Civil Rights Movement
The relationships that James and Robert Paschal built within the city’s Black community made Paschal’s a central meeting spot during the civil rights movement and helped earn the restaurant its reputation as Atlanta’s “Black City Hall.” The restaurant was the meeting space for planning sessions preceding the March on Washington, Poor People’s Campaign, and Mississippi Freedom Summer. Paschal’s also provided a rare space in which Black and white leaders could sit together and talk. Orah Belle Sherman, Paschal’s hostess for over thirty years, purposely sat white and Black patrons together in direct defiance of Atlanta’s segregation laws.
Due to its proximity to the Atlanta University Center—comprised in the 1950s and 1960s of Atlanta University (later Clark Atlanta University), Spelman College, Morehouse College, and Morris Brown College—Paschal’s also served as a gathering spot and safe haven for student-led civil rights organizations. Julian Bond, cofounder of the Student Nonviolent Coordinating Committee (SNCC), often recalled a day in 1960 when he and seventy-six other student protestors went to Paschal’s for a free meal and to call their parents the morning after being arrested for a sit-in.
Even after the passage of the Civil Rights Act of 1964 and the assassination of Martin Luther King Jr., Paschal’s remained a hotbed of political activity for Atlanta’s African American community. Maynard Jackson’s campaign team met at Paschal’s to strategize about his first mayoral bid in 1973 and to maintain contact with supporters. Presidents Jimmy Carter and Bill Clinton made campaign stops at the restaurant, as did legislators Shirley Chisholm and Adam Clayton Powell Jr. To politicians and voters alike, Paschal’s was a mandatory stop to gauge and win the support of the Black community in Atlanta.
Closing and Reopening

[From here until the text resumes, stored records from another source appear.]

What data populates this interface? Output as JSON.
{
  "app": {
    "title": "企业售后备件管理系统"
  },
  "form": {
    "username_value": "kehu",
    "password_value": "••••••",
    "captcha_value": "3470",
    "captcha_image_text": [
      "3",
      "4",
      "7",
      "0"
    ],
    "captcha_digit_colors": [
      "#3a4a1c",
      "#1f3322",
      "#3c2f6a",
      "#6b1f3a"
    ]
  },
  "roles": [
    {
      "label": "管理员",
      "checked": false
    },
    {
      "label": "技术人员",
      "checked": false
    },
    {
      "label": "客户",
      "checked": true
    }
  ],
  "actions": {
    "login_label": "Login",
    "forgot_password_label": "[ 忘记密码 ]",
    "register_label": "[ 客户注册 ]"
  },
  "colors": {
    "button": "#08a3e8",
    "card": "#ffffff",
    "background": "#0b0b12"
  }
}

In 1996, after years of waning business, Clark Atlanta University bought the restaurant and the brothers relinquished all decision-making rights. In 2002 James Paschal, the only surviving owner, partnered with Atlanta-born businessman Herman J. Russell to open a new location on Northside Drive, still in the Castleberry Hill neighborhood. The original restaurant and Paschal Motor Hotel were renamed The Paschal Center. The restaurant was run as a dining hall, and the hotel operated as a student dormitory and conference center for the next year.

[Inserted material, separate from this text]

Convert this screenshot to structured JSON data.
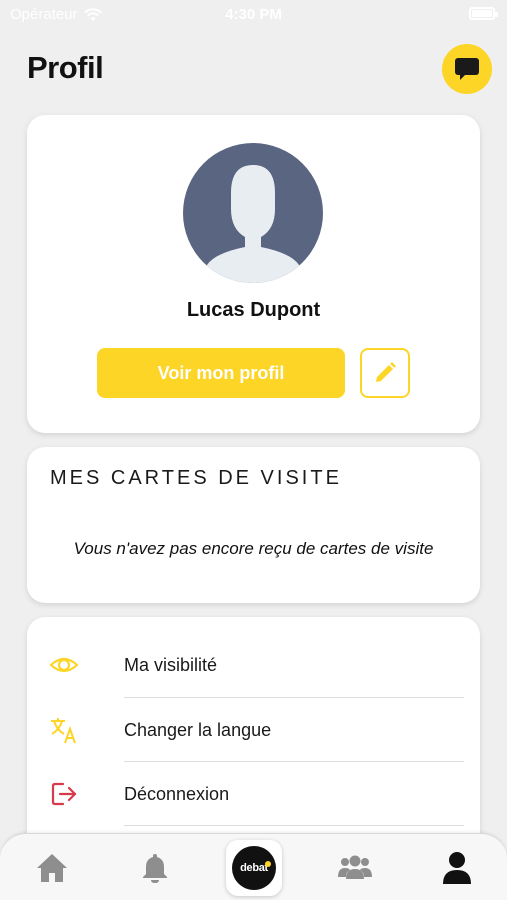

In 2003, citing high costs for upkeep and little profitability, Clark Atlanta announced it would demolish the original restaurant and hotel, sparking outrage throughout the city. Coretta Scott King wrote an editorial in the Atlanta Daily World urging against the demolition of the historic site. Congressman John Lewis also lent his voice to the efforts to save Paschal’s, noting that the last time he saw Martin Luther King Jr. alive was at the restaurant. In response to the outcry, the buildings were not demolished. However, the original Paschal’s location remains on the Atlanta Preservation Center’s “Most Endangered Historic Places” list.